→ **EXTRACTED RECORDS**:
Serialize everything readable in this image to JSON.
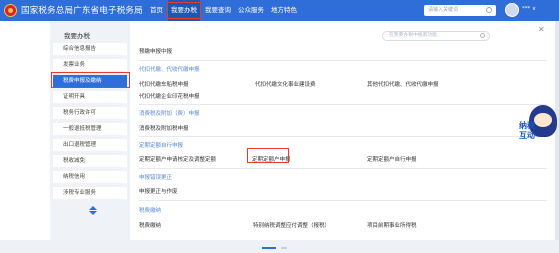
{
  "header": {
    "site_title": "国家税务总局广东省电子税务局",
    "nav": [
      {
        "label": "首页"
      },
      {
        "label": "我要办税"
      },
      {
        "label": "我要查询"
      },
      {
        "label": "公众服务"
      },
      {
        "label": "地方特色"
      }
    ],
    "active_nav": "我要办税",
    "search_placeholder": "请输入关键词",
    "user_name": "*** ∨"
  },
  "sidebar": {
    "title": "我要办税",
    "items": [
      {
        "label": "综合信息报告"
      },
      {
        "label": "发票业务"
      },
      {
        "label": "税费申报及缴纳"
      },
      {
        "label": "证明开具"
      },
      {
        "label": "税务行政许可"
      },
      {
        "label": "一般退抵税管理"
      },
      {
        "label": "出口退税管理"
      },
      {
        "label": "税收减免"
      },
      {
        "label": "纳税信用"
      },
      {
        "label": "涉税专业服务"
      }
    ],
    "active_item": "税费申报及缴纳"
  },
  "content": {
    "search_placeholder": "在我要办税中搜索功能",
    "first_link": "预缴申报中报",
    "sections": [
      {
        "title": "代扣代缴、代收代缴申报",
        "links": [
          "代扣代缴车船税申报",
          "代扣代缴文化事业建设费",
          "其他代扣代缴、代收代缴申报",
          "代扣代缴企业印花税申报"
        ]
      },
      {
        "title": "消费税及附加（费）申报",
        "links": [
          "消费税及附加税申报"
        ]
      },
      {
        "title": "定期定额自行申报",
        "links": [
          "定期定额户申请核定及调整定额",
          "定期定额户申报",
          "定期定额户自行申报"
        ]
      },
      {
        "title": "申报错误更正",
        "links": [
          "申报更正与作废"
        ]
      },
      {
        "title": "税费缴纳",
        "links": [
          "税费缴纳",
          "特别纳税调整应付调整（报税）",
          "项目前期事业所得税"
        ]
      }
    ],
    "highlighted_link": "定期定额户申报"
  },
  "mascot": {
    "text": "纳税\n互动"
  },
  "colors": {
    "primary": "#2f6ed8",
    "highlight": "#e33b2e",
    "category": "#5b87d6"
  }
}
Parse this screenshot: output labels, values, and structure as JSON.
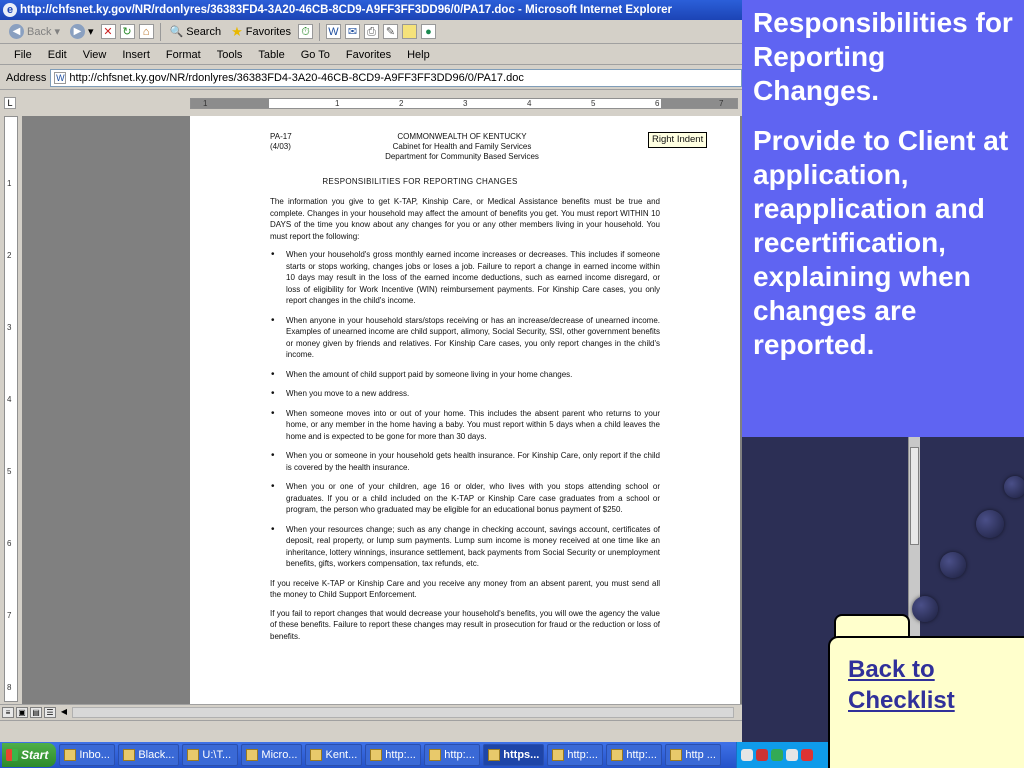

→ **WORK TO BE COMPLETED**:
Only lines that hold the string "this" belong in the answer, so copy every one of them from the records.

→ **FINAL ANSWER**:
Serialize everything readable in this image to JSON.
Parse this screenshot: output labels, values, and structure as JSON.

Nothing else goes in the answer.